(Extracted data entries)
*** Block opens ***

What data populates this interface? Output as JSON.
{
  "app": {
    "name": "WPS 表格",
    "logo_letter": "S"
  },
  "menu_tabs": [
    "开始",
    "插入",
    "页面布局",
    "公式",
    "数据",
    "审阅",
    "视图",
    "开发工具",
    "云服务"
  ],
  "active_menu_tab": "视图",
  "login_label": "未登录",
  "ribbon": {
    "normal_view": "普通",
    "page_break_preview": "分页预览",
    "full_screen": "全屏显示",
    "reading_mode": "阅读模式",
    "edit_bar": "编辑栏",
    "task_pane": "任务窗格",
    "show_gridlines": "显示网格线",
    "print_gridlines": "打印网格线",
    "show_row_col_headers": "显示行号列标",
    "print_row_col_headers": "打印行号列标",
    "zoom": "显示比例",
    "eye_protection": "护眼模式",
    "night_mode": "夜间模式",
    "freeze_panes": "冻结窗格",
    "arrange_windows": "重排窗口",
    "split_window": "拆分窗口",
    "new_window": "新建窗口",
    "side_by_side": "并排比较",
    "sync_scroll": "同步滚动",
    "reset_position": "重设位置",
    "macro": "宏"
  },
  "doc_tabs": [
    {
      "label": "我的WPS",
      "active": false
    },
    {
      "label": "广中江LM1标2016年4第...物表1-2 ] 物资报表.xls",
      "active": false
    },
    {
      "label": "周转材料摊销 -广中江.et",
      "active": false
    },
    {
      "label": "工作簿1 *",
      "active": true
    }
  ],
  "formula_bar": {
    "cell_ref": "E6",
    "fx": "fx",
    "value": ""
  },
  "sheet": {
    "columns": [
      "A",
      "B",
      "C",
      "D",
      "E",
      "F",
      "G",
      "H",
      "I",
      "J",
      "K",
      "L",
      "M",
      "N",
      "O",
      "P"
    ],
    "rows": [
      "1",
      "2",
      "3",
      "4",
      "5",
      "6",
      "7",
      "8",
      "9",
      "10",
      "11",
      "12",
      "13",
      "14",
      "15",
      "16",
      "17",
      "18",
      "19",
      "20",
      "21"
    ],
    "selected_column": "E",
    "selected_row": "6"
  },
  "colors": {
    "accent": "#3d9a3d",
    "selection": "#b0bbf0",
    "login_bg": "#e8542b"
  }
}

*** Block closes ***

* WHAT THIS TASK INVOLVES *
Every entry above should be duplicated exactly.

* ANSWER TO THIS PROBLEM *
What data populates this interface? Output as JSON.
{
  "app": {
    "name": "WPS 表格",
    "logo_letter": "S"
  },
  "menu_tabs": [
    "开始",
    "插入",
    "页面布局",
    "公式",
    "数据",
    "审阅",
    "视图",
    "开发工具",
    "云服务"
  ],
  "active_menu_tab": "视图",
  "login_label": "未登录",
  "ribbon": {
    "normal_view": "普通",
    "page_break_preview": "分页预览",
    "full_screen": "全屏显示",
    "reading_mode": "阅读模式",
    "edit_bar": "编辑栏",
    "task_pane": "任务窗格",
    "show_gridlines": "显示网格线",
    "print_gridlines": "打印网格线",
    "show_row_col_headers": "显示行号列标",
    "print_row_col_headers": "打印行号列标",
    "zoom": "显示比例",
    "eye_protection": "护眼模式",
    "night_mode": "夜间模式",
    "freeze_panes": "冻结窗格",
    "arrange_windows": "重排窗口",
    "split_window": "拆分窗口",
    "new_window": "新建窗口",
    "side_by_side": "并排比较",
    "sync_scroll": "同步滚动",
    "reset_position": "重设位置",
    "macro": "宏"
  },
  "doc_tabs": [
    {
      "label": "我的WPS",
      "active": false
    },
    {
      "label": "广中江LM1标2016年4第...物表1-2 ] 物资报表.xls",
      "active": false
    },
    {
      "label": "周转材料摊销 -广中江.et",
      "active": false
    },
    {
      "label": "工作簿1 *",
      "active": true
    }
  ],
  "formula_bar": {
    "cell_ref": "E6",
    "fx": "fx",
    "value": ""
  },
  "sheet": {
    "columns": [
      "A",
      "B",
      "C",
      "D",
      "E",
      "F",
      "G",
      "H",
      "I",
      "J",
      "K",
      "L",
      "M",
      "N",
      "O",
      "P"
    ],
    "rows": [
      "1",
      "2",
      "3",
      "4",
      "5",
      "6",
      "7",
      "8",
      "9",
      "10",
      "11",
      "12",
      "13",
      "14",
      "15",
      "16",
      "17",
      "18",
      "19",
      "20",
      "21"
    ],
    "selected_column": "E",
    "selected_row": "6"
  },
  "colors": {
    "accent": "#3d9a3d",
    "selection": "#b0bbf0",
    "login_bg": "#e8542b"
  }
}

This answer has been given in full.